Stored data.

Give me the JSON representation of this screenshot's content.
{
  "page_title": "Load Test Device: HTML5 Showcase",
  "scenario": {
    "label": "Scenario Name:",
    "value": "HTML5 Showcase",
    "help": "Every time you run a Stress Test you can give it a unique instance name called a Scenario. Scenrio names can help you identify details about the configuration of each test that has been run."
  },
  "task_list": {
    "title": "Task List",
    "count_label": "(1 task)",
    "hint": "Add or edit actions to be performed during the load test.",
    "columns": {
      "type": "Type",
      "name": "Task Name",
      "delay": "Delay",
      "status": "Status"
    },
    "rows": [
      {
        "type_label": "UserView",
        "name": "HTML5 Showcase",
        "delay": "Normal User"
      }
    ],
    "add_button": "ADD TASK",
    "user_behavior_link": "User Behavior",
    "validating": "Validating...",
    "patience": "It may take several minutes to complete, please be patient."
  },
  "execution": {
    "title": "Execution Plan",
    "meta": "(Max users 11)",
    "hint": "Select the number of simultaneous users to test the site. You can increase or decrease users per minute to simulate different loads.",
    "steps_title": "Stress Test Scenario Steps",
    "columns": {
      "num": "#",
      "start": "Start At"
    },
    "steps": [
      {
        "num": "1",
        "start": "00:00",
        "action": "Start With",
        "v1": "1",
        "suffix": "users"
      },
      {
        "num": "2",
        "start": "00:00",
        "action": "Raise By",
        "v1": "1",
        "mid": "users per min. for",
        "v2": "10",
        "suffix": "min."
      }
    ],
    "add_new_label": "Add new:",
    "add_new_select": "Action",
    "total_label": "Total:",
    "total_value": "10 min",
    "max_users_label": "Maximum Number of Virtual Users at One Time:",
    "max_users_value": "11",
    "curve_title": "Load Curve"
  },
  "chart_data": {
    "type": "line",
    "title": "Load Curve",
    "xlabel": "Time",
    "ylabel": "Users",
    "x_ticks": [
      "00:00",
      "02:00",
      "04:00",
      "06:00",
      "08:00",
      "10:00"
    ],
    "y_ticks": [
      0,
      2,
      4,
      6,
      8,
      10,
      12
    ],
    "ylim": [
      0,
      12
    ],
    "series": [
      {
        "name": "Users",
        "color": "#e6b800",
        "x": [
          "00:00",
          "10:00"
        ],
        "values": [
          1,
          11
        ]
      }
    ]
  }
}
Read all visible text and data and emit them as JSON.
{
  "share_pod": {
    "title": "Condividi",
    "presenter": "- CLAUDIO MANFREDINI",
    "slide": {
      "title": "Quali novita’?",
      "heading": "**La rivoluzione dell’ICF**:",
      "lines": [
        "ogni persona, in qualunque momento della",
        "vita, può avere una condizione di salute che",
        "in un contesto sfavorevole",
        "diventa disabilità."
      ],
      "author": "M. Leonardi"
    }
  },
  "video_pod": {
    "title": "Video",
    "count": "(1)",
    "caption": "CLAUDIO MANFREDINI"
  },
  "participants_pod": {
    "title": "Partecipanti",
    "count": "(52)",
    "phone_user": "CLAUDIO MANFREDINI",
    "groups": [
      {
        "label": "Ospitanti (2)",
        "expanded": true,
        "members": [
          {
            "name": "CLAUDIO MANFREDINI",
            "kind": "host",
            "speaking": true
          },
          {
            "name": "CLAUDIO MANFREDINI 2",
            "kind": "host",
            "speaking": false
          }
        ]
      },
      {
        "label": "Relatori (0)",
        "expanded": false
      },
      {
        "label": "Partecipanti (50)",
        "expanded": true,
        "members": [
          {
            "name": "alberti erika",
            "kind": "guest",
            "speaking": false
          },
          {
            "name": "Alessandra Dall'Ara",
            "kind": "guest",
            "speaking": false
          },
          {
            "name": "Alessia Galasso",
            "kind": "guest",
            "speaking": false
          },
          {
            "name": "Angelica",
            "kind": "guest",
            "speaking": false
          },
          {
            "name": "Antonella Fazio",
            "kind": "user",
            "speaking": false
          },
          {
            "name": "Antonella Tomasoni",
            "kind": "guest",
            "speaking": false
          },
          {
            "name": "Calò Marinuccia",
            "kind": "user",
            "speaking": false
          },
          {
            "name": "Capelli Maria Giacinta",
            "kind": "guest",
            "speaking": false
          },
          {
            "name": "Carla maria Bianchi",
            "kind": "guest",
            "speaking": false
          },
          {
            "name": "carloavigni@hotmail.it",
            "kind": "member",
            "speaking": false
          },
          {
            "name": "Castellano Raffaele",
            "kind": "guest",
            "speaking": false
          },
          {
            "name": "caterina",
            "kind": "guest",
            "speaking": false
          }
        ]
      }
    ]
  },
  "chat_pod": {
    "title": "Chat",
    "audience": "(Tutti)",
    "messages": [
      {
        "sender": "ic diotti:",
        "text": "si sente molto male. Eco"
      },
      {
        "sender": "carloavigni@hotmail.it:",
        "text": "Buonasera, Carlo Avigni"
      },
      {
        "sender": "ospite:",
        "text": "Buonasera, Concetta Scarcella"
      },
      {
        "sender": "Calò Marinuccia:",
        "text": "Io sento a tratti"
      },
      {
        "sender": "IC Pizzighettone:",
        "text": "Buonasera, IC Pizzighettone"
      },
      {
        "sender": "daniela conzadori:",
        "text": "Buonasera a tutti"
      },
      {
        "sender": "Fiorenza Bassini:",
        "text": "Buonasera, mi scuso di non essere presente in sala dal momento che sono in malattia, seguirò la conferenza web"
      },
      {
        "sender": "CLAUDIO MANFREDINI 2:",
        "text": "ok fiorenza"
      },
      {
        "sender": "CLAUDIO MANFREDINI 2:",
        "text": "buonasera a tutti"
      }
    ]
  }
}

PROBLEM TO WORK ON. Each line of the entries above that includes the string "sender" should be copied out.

ANSWER AREA.
        "sender": "ic diotti:",
        "sender": "carloavigni@hotmail.it:",
        "sender": "ospite:",
        "sender": "Calò Marinuccia:",
        "sender": "IC Pizzighettone:",
        "sender": "daniela conzadori:",
        "sender": "Fiorenza Bassini:",
        "sender": "CLAUDIO MANFREDINI 2:",
        "sender": "CLAUDIO MANFREDINI 2:",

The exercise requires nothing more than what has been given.